Emmanuel Vincent: making maths work for sound
The holder of a DEA (post-graduate diploma) in "Acoustics, Signal processing and Computing applied to Music" and a PhD from Paris VI University completed at IRCAM, Emmanuel Vincent was recruited, as a research scientist at Inria Rennes - Bretagne Atlantique, in 2006 after post-doctoral research at Queen Mary University in London.
Since 1 January 2013 he has been part of Inria Nancy–Grand Est and more specifically the Speech team led by Yves Laprie.
A harp player, Emmanuel wants to use signal processing and mathematics to improve sound quality. One of his central research avenues is separating sources, which consists of extracting the different sources of sound that are simultaneously present in a recording. Although a great deal of progress has been made over the last twenty years, this question is still a research subject with great potential. Beyond much-publicised applications such as remastering and advanced speech recognition for mobile phones, separating sources allows for applications such as 3D sound reproduction and remixing musical recordings or sound tracks, technology that is keenly awaited by the music and film industries.
Sound is often perceived as secondary and does not receive the same attention as video which is at the heart of a battle between equipment suppliers and content providers. Yet imagine trying to watch a film or a televised debate without the sound... For this reason most technical research into signal and audio data processing remains largely academic and there are few small businesses investing in this area. This industry is however set to really take off in the coming years. Indeed, requirements and applications in multimedia, home automation, telephony and healthcare, plus the growth in personal videos, hearing aids and remote voice-activated interfaces, will demand continuous improvements in quality.
Audio signal processing requires hi-fi sound quality: the human ear is capable of recognising the slightest artefact of processing.
The automatic or semi-automatic separation techniques developed by Emmanuel and his colleagues already allow sound engineers to save a lot of time compared with manual separation techniques, and some of them even allow real-time separation of audio streams. Contracts are being negotiated with the Canon research laboratory, with Audionamix (a small firm) and the MAIA sound engineers studio. A new research avenue has just opened up in speech recognition in noisy environments. FASST (Flexible Audio Source Separation Toolbox) software also supplies a set of software modules to enable non-experts to rapidly build an algorithm suited to the characteristics of the recordings to be separated.
Emmanuel also intends to explore the emerging problems relating to handling masses of data, language processing and audio knowledge. These questions, the subject of numerous studies in the fields of natural language and speech, still remain largely unexplored with regard to music, environmental sounds and rare languages. At a scientific level they raise the central issue of modeling and using the uncertainties in the signals, the models and the knowledge at every stage in processing. As regards applications, they could for example make it possible for anybody to automatically compose music to suit their mood, or for companies to improve their communication through sound design (1). This new form of design is really in its infancy, but it is likely to become a major speciality in marketing where any object or structure will be given its own audio identity.

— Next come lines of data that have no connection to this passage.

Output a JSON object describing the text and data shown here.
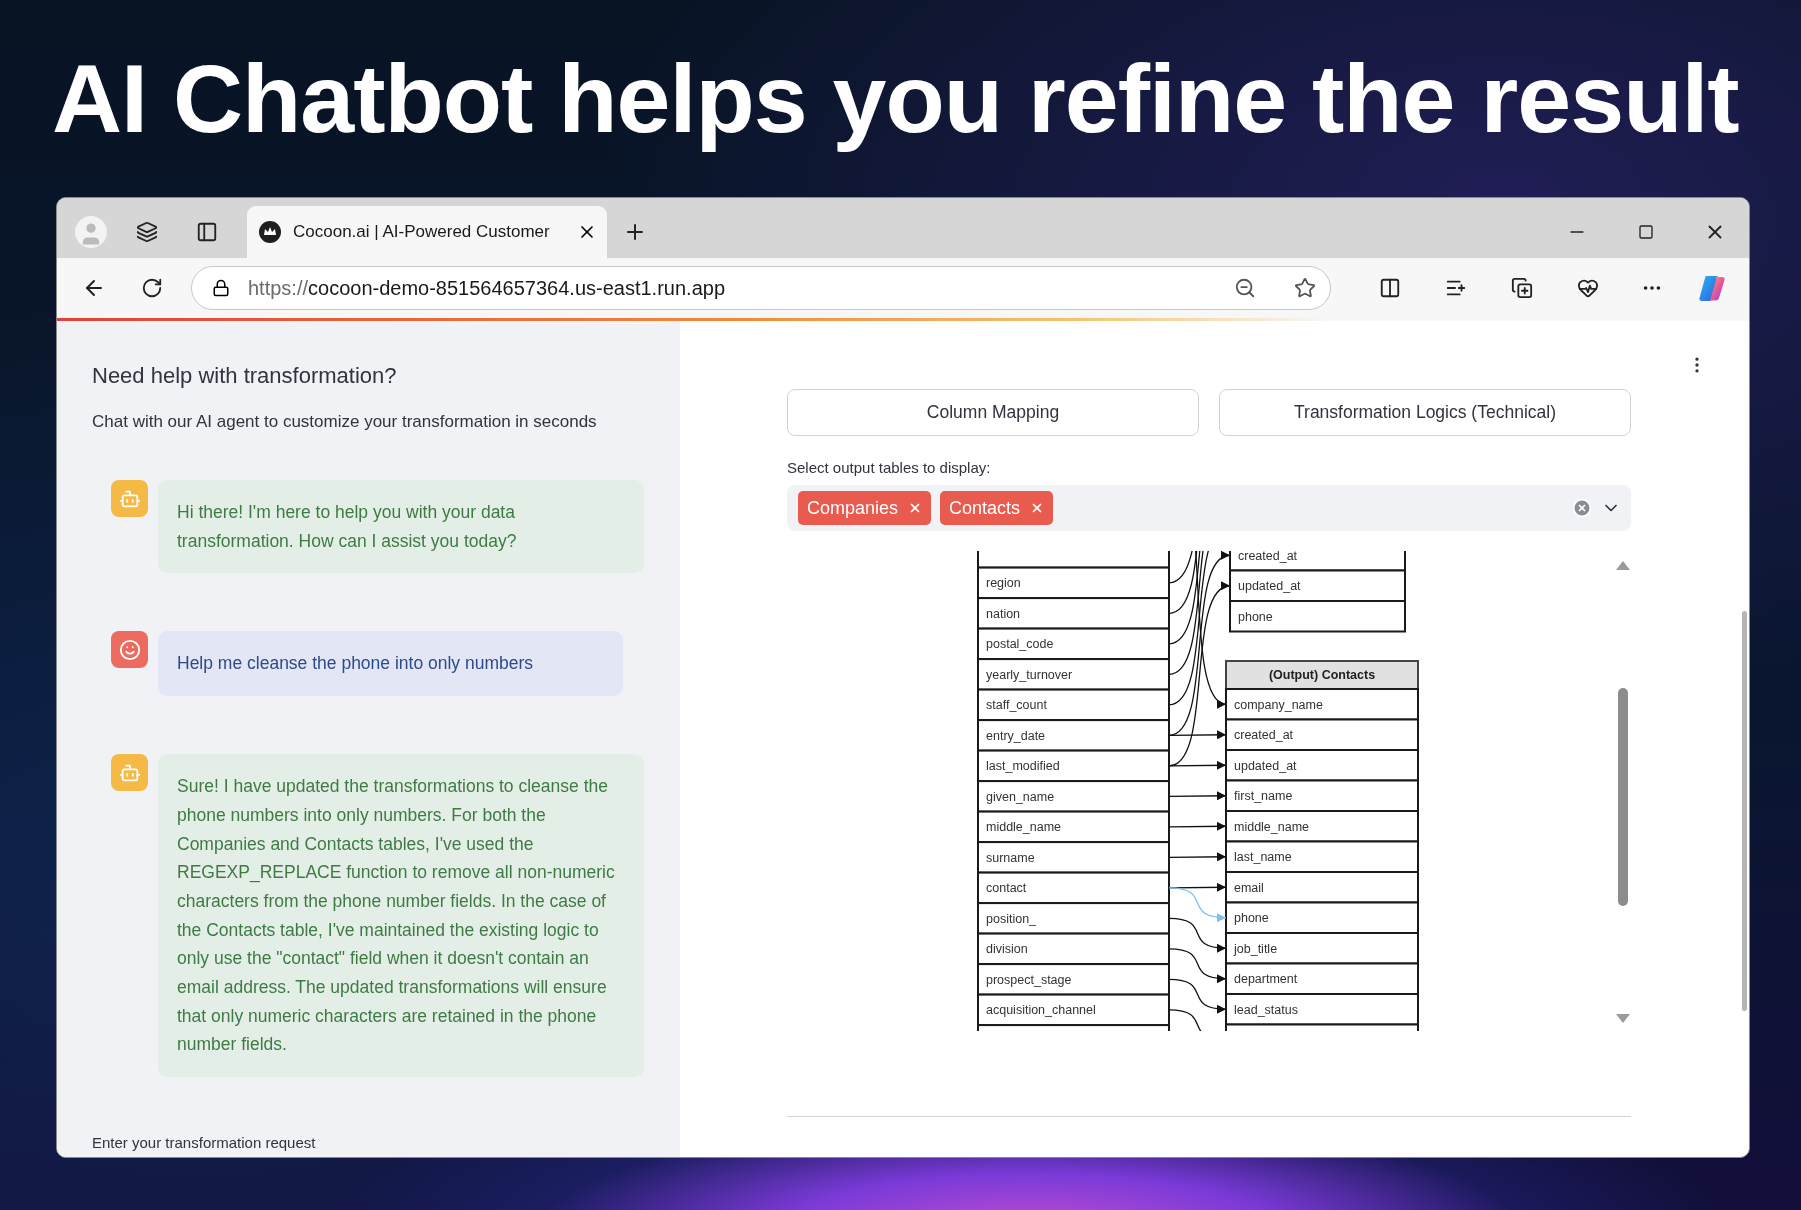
{
  "headline": "AI Chatbot helps you refine the result",
  "browser": {
    "tab_title": "Cocoon.ai | AI-Powered Customer",
    "url_scheme": "https://",
    "url_host": "cocoon-demo-851564657364.us-east1.run.app"
  },
  "chat": {
    "title": "Need help with transformation?",
    "subtitle": "Chat with our AI agent to customize your transformation in seconds",
    "messages": [
      {
        "kind": "bot",
        "text": "Hi there! I'm here to help you with your data transformation. How can I assist you today?"
      },
      {
        "kind": "user",
        "text": "Help me cleanse the phone into only numbers"
      },
      {
        "kind": "bot",
        "text": "Sure! I have updated the transformations to cleanse the phone numbers into only numbers. For both the Companies and Contacts tables, I've used the REGEXP_REPLACE function to remove all non-numeric characters from the phone number fields. In the case of the Contacts table, I've maintained the existing logic to only use the \"contact\" field when it doesn't contain an email address. The updated transformations will ensure that only numeric characters are retained in the phone number fields."
      }
    ],
    "input_label": "Enter your transformation request"
  },
  "view_buttons": [
    "Column Mapping",
    "Transformation Logics (Technical)"
  ],
  "table_select": {
    "label": "Select output tables to display:",
    "tags": [
      "Companies",
      "Contacts"
    ]
  },
  "diagram": {
    "source_fields": [
      "region",
      "nation",
      "postal_code",
      "yearly_turnover",
      "staff_count",
      "entry_date",
      "last_modified",
      "given_name",
      "middle_name",
      "surname",
      "contact",
      "position_",
      "division",
      "prospect_stage",
      "acquisition_channel"
    ],
    "companies_fields": [
      "created_at",
      "updated_at",
      "phone"
    ],
    "contacts_title": "(Output) Contacts",
    "contacts_fields": [
      "company_name",
      "created_at",
      "updated_at",
      "first_name",
      "middle_name",
      "last_name",
      "email",
      "phone",
      "job_title",
      "department",
      "lead_status"
    ]
  }
}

(1) According to the definition of researchers from IRCAM, sound design consists in "making an intention heard ".